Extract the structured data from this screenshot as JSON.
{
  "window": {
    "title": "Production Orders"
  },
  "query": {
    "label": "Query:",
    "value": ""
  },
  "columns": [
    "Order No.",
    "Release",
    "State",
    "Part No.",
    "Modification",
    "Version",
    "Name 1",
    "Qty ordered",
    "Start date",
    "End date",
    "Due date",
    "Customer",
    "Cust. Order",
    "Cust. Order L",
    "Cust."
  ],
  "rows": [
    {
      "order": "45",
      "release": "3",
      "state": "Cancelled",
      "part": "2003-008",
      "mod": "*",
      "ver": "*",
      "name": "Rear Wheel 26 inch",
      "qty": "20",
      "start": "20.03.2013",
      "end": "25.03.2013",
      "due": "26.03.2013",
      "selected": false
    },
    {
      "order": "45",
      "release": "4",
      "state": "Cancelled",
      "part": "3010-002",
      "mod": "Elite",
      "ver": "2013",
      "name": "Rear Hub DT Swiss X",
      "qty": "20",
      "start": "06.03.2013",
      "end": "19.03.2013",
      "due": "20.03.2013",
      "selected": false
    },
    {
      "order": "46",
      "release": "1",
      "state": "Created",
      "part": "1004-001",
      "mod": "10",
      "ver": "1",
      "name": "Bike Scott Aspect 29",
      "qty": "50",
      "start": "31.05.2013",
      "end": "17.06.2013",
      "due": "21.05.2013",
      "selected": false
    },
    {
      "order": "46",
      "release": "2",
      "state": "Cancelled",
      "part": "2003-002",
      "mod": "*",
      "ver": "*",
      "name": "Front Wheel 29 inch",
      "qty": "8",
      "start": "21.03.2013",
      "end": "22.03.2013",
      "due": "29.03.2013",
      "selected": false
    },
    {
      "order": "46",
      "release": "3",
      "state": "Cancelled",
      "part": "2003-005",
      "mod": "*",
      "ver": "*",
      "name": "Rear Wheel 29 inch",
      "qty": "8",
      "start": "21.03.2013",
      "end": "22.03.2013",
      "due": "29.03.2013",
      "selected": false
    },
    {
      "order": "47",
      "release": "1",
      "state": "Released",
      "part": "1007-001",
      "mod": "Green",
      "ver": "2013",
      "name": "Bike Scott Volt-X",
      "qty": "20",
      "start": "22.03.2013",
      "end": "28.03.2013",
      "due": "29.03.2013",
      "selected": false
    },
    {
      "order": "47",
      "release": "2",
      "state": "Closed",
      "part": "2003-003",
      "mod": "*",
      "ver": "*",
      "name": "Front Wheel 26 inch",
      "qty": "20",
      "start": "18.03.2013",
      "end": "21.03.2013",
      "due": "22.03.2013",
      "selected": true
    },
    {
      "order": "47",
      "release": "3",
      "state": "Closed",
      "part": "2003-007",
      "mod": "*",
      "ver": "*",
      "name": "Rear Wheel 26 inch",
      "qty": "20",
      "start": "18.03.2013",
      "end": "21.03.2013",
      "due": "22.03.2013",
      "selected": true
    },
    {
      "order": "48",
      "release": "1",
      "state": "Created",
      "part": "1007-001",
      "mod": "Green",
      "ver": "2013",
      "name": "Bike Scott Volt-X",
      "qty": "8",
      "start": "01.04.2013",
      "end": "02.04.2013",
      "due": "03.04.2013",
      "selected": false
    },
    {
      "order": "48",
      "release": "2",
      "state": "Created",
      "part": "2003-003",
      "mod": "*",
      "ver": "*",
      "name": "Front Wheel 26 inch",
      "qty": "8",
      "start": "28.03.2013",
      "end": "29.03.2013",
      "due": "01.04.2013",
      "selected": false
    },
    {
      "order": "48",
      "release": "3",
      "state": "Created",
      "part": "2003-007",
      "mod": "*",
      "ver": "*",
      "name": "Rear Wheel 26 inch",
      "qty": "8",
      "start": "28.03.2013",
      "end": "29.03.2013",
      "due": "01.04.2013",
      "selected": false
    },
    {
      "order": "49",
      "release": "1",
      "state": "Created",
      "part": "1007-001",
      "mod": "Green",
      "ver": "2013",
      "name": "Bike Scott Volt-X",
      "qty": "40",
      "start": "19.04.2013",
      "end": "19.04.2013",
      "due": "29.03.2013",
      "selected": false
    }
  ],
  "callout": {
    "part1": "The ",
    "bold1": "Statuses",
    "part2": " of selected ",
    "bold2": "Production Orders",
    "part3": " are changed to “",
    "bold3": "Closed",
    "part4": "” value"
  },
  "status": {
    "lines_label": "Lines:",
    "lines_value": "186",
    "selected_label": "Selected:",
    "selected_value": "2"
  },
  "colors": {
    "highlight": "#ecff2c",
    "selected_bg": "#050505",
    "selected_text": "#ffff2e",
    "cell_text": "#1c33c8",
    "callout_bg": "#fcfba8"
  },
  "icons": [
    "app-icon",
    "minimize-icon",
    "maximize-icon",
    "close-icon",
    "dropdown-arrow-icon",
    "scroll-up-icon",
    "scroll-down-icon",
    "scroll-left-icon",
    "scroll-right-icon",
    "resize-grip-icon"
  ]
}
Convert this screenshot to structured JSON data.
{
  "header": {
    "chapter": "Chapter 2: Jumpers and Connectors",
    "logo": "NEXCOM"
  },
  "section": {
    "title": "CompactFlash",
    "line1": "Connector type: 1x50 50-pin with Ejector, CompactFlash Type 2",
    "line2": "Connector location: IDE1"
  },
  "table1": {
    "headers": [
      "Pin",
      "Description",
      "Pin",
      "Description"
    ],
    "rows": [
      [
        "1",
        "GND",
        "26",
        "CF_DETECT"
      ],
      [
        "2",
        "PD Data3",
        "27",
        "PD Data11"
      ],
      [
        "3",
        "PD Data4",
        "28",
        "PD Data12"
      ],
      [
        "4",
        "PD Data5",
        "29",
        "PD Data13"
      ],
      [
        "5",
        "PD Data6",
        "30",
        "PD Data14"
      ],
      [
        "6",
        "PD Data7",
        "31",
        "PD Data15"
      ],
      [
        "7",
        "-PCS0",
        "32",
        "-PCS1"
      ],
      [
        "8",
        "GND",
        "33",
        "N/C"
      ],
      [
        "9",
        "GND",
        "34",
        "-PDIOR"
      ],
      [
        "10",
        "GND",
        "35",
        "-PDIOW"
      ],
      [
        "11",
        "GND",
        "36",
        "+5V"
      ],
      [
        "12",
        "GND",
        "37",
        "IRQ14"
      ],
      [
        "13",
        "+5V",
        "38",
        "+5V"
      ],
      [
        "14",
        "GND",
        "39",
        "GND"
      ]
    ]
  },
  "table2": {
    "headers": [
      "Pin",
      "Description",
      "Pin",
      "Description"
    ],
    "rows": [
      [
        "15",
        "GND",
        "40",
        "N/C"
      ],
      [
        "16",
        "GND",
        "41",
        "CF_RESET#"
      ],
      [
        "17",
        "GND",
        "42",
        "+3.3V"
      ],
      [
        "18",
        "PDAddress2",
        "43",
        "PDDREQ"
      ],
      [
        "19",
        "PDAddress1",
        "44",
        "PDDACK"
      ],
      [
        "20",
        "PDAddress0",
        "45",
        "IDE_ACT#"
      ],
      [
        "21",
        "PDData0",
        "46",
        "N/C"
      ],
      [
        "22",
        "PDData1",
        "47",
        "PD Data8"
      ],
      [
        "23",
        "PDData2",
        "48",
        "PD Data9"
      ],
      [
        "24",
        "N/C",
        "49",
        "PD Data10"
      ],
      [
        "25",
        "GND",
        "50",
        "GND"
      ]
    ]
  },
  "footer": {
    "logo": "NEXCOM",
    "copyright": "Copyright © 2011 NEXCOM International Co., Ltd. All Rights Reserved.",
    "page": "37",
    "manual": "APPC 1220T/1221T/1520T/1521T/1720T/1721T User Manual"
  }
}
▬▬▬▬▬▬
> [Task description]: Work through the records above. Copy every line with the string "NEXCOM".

> [Response to this task]:
    "logo": "NEXCOM"
    "logo": "NEXCOM",
    "copyright": "Copyright © 2011 NEXCOM International Co., Ltd. All Rights Reserved.",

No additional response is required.